▶ **Items from an interface collection**

Start of Block

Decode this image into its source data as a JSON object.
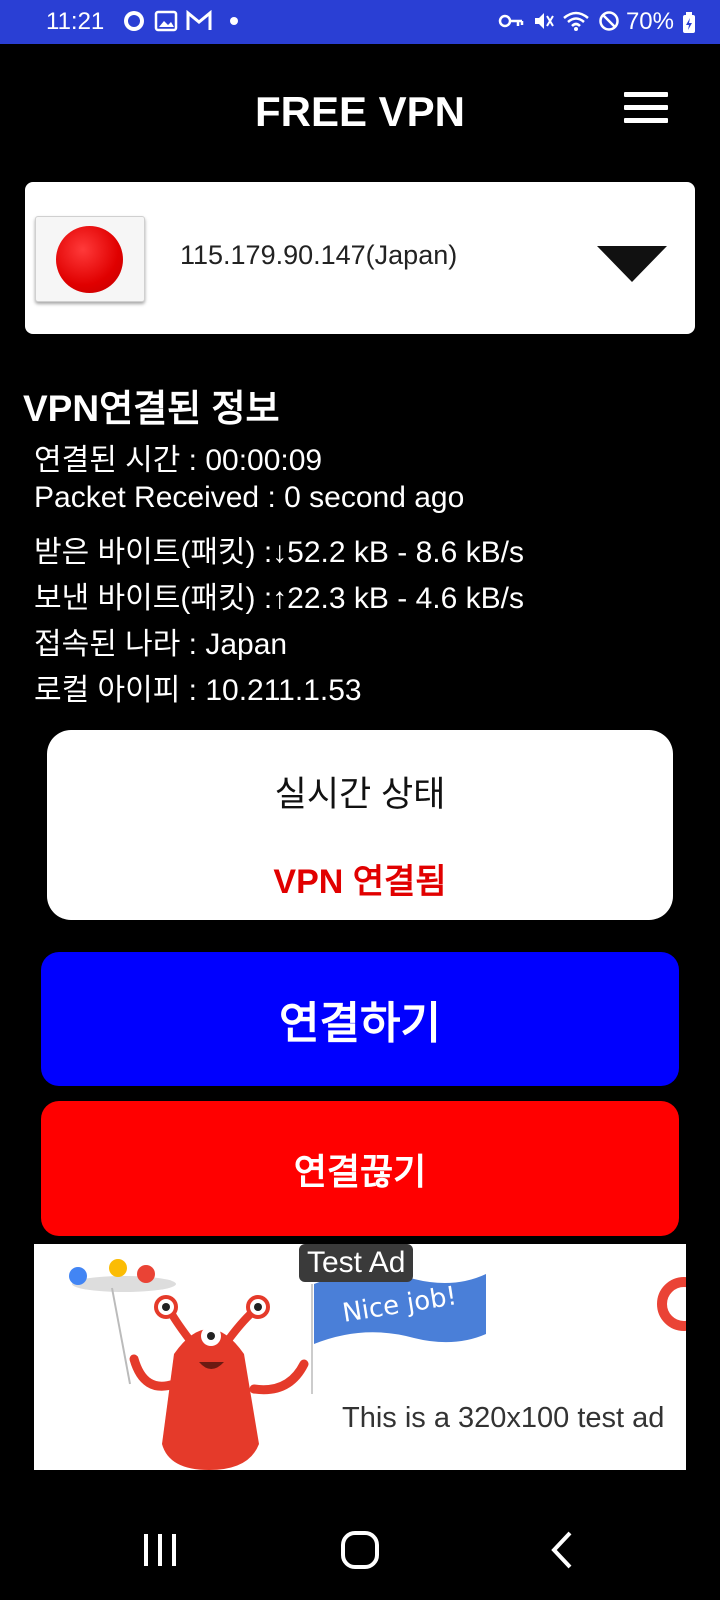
{
  "status_bar": {
    "time": "11:21",
    "battery": "70%",
    "left_icons": [
      "talk-notification-icon",
      "gallery-icon",
      "gmail-icon",
      "dot-icon"
    ],
    "right_icons": [
      "vpn-key-icon",
      "mute-icon",
      "wifi-icon",
      "do-not-disturb-icon",
      "battery-charging-icon"
    ]
  },
  "header": {
    "title": "FREE VPN",
    "menu_icon": "hamburger-menu-icon"
  },
  "server": {
    "label": "115.179.90.147(Japan)",
    "flag": "japan-flag-icon",
    "flag_color": "#e00000"
  },
  "info": {
    "title": "VPN연결된 정보",
    "lines": [
      "연결된 시간 : 00:00:09",
      "Packet Received : 0 second ago",
      "받은 바이트(패킷) :↓52.2 kB - 8.6 kB/s",
      "보낸 바이트(패킷) :↑22.3 kB - 4.6 kB/s",
      "접속된 나라 : Japan",
      "로컬 아이피 : 10.211.1.53"
    ]
  },
  "status": {
    "heading": "실시간 상태",
    "value": "VPN 연결됨",
    "value_color": "#e10000"
  },
  "buttons": {
    "connect": "연결하기",
    "connect_color": "#0000ff",
    "disconnect": "연결끊기",
    "disconnect_color": "#ff0000"
  },
  "ad": {
    "badge": "Test Ad",
    "flag_text": "Nice job!",
    "text": "This is a 320x100 test ad"
  },
  "nav": {
    "icons": [
      "recent-apps-icon",
      "home-icon",
      "back-icon"
    ]
  }
}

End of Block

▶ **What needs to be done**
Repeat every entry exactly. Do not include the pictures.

▶ **Written answer**
Decode this image into its source data as a JSON object.
{
  "status_bar": {
    "time": "11:21",
    "battery": "70%",
    "left_icons": [
      "talk-notification-icon",
      "gallery-icon",
      "gmail-icon",
      "dot-icon"
    ],
    "right_icons": [
      "vpn-key-icon",
      "mute-icon",
      "wifi-icon",
      "do-not-disturb-icon",
      "battery-charging-icon"
    ]
  },
  "header": {
    "title": "FREE VPN",
    "menu_icon": "hamburger-menu-icon"
  },
  "server": {
    "label": "115.179.90.147(Japan)",
    "flag": "japan-flag-icon",
    "flag_color": "#e00000"
  },
  "info": {
    "title": "VPN연결된 정보",
    "lines": [
      "연결된 시간 : 00:00:09",
      "Packet Received : 0 second ago",
      "받은 바이트(패킷) :↓52.2 kB - 8.6 kB/s",
      "보낸 바이트(패킷) :↑22.3 kB - 4.6 kB/s",
      "접속된 나라 : Japan",
      "로컬 아이피 : 10.211.1.53"
    ]
  },
  "status": {
    "heading": "실시간 상태",
    "value": "VPN 연결됨",
    "value_color": "#e10000"
  },
  "buttons": {
    "connect": "연결하기",
    "connect_color": "#0000ff",
    "disconnect": "연결끊기",
    "disconnect_color": "#ff0000"
  },
  "ad": {
    "badge": "Test Ad",
    "flag_text": "Nice job!",
    "text": "This is a 320x100 test ad"
  },
  "nav": {
    "icons": [
      "recent-apps-icon",
      "home-icon",
      "back-icon"
    ]
  }
}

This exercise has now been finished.